Last season, I was watching a random Pittsburgh Pirates game. The Pirates were up by a couple of runs in the top of the seventh (they were at home), and as such their excellent setup guy/temporary closer Mark Melancon had begun warming up.
Except he wasn’t warming up the traditional way relievers warm up. Instead, what Melancon was doing could best be described as “dry work”. Melancon was basically repeating his motion again and again without actually throwing a baseball. The Pirates television crew explained that Melancon does this before all of his appearances as a way to prepare himself not just physically but mentally as well. For Melancon, the dry work served as active visualization for his upcoming appearance and, as the Pirates broadcasters also noted, it was a vital piece of his preparation as he warmed up to pitch.

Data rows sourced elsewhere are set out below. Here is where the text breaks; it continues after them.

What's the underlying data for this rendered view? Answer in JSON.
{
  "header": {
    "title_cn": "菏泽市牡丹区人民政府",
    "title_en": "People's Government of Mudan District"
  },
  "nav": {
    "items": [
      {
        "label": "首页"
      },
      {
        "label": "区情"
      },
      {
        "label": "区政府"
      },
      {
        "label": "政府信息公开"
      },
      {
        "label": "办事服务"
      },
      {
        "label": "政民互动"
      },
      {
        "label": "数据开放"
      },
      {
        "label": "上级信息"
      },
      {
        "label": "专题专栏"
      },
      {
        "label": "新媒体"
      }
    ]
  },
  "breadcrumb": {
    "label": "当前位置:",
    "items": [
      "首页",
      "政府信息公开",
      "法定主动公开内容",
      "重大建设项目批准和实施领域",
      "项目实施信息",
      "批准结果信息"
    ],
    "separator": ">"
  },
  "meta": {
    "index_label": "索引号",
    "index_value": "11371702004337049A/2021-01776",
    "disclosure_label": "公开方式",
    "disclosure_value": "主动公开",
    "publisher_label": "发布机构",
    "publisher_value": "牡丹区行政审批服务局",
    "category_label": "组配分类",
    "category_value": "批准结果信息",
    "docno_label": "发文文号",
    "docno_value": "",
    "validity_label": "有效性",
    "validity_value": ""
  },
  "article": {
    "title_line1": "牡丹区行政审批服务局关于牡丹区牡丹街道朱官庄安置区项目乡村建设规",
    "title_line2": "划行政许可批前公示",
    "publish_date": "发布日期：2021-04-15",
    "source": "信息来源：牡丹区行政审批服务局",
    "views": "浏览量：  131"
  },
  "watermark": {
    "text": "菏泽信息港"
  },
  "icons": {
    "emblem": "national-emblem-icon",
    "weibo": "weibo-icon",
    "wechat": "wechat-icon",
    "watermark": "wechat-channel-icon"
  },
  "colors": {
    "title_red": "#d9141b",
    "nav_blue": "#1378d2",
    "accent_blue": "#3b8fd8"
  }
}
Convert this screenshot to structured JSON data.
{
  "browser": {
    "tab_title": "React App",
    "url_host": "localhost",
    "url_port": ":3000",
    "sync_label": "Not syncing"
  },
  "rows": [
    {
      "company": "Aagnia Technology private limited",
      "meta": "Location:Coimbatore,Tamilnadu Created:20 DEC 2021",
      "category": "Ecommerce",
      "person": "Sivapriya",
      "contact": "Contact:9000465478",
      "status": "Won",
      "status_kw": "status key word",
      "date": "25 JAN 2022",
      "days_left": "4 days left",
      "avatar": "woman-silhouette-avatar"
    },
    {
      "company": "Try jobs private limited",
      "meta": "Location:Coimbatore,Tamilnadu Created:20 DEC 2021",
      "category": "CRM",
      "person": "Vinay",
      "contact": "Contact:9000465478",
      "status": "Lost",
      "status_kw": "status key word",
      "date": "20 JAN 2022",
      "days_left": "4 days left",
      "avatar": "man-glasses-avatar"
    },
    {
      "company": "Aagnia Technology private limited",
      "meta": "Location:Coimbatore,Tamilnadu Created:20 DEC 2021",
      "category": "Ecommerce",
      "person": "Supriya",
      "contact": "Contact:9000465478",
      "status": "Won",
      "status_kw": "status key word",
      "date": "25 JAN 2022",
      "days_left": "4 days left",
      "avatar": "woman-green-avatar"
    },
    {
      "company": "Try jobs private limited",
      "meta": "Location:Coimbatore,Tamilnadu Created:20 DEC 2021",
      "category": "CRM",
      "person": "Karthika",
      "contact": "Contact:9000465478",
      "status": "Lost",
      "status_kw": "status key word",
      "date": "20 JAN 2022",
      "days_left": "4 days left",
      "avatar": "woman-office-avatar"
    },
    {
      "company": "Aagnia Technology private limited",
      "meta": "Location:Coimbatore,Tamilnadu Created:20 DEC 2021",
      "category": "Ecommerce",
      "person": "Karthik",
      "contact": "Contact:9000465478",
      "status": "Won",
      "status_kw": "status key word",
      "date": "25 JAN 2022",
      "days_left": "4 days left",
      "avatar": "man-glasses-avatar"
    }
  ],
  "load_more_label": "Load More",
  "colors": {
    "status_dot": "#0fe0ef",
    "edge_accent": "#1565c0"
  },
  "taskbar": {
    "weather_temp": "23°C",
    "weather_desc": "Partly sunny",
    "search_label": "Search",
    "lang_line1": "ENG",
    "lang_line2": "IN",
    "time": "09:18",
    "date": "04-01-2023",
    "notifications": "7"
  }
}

The point of this isn’t to argue the value of dry work or active visualization for a professional athlete. In fact, the biggest benefit Melancon derives from this practice is probably the peace of mind and comfortability that comes with working through a routine he’s likely had for most if not his entire career.
The bigger point here, and some might say the problem here, is that in order to go through his dry work routine followed by actually throwing the baseball to get loose, Melancon needs to know far ahead of time when he is likely to enter the ballgame. If Clint Hurdle were to call out to the bullpen in the bottom of the seventh to get Melancon up and throwing to enter the game in the top of the eighth, he would not have enough time to go through his dry work and then his actual throwing. But since Melancon knows before the game even begins that he will be pitching in the eighth inning if the score is close, he can give himself enough time to go through his entire routine before Hurdle even picks up the phone.
Despite all the recent sabermetric handwringing about managers being held hostage by the seemingly arbitrary Save statistic, the closer-by-committee isn’t a new idea; it’s inception came about not too long after the inception of the one-inning closer itself. But here’s the dirty little secret behind the closer-by-committee approach:
It doesn’t work.
In theory it’s a fantastic idea. Of course a team should use its best reliever in the highest-leverage situation. Whether that situation comes to start the ninth inning with a one-run lead and the heart of the order coming up or in the seventh with the bases loaded with one out or whenever else shouldn’t matter. It makes sense for the best reliever to be used when the situation calls for it, whenever that situation occurs.
But it just doesn’t ever seem to work out that way. Preseason plans that garner stories like this (from 2003) tend to end in the team trading for Byung-Hyun Kim. Teams always end up defaulting back to set roles.
There’s an important correlation-causation differentiation to make here. The teams that lack stellar closer options are usually the ones that turn to a committee, so it’s tough to make the distinction between a bullpen struggling because the individual relievers lack defined roles or the individual relievers lacking defined roles because they’re not all that good to begin with.
But as the Mark Melancon example shows, relievers today are conditioned to knowing exactly when they will enter a ballgame. It’s not as simple as telling a guy like Melancon, “you’re going to pitch when we tell you too”. These are human beings, and human beings, even human beings who play baseball for a living, are full of quirks that must be accounted for. This isn’t MVP Baseball 2005. It may be suboptimal that a guy like Melancon has to go through such an extensive routine before pitching a single innings. But the Pirates are not going to kick a guy who posted a 1.39 ERA in 2013 to the curb just because he needs to know what inning he’s going to pitch in before the game starts. It may not be statistically savvy, but for now, teams are more or less resigned to having designated bullpen roles for the near future ($).
Right now, the Indians are working with their own version of the closer-by-committee. Bryan Shaw got the first opportunity on May 11 against Tampa Bay, but for what it’s worth, Terry Francona has been mum on who will get the next save chance. His claim that he wants John Axford to retake the role despite his terrible terribleness only makes the situation that much more unclear.
But whatever happens, don’t expect the committee approach to be around too much longer. Whether it’s Bryan Shaw or John Axford or Scott Atchison (#AtchisonForCloser y’all), someone will step up and take over the role. And it won’t be because of statistical shortsightedness by Francona or Chris Antonetti. It will be because that’s what’s best for everyone in the bullpen. For now at least.